Element data from apps and pages =
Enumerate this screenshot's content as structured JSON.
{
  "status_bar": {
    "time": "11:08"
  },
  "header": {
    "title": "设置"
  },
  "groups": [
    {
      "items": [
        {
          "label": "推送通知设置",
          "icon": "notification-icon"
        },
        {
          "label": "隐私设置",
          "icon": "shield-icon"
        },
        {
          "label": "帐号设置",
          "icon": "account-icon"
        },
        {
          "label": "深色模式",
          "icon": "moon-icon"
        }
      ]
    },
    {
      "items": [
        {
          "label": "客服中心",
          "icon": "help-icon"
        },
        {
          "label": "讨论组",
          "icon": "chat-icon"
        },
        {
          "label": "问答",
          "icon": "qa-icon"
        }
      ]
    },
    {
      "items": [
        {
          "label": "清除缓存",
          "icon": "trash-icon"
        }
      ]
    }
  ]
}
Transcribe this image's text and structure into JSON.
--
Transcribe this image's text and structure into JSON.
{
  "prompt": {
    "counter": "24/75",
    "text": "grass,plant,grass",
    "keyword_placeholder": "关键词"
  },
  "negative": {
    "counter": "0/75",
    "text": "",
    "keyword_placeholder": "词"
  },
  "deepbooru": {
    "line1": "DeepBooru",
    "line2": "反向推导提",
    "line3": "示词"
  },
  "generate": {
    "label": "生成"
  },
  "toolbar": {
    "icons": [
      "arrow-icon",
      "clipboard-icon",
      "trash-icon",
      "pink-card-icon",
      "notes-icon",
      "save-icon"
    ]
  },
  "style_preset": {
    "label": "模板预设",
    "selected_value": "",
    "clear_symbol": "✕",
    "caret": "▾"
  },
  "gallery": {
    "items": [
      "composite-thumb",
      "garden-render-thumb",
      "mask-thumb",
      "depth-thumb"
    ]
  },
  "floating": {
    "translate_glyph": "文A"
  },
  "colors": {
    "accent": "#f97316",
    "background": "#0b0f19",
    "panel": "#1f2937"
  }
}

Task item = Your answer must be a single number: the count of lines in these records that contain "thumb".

Answer box = 4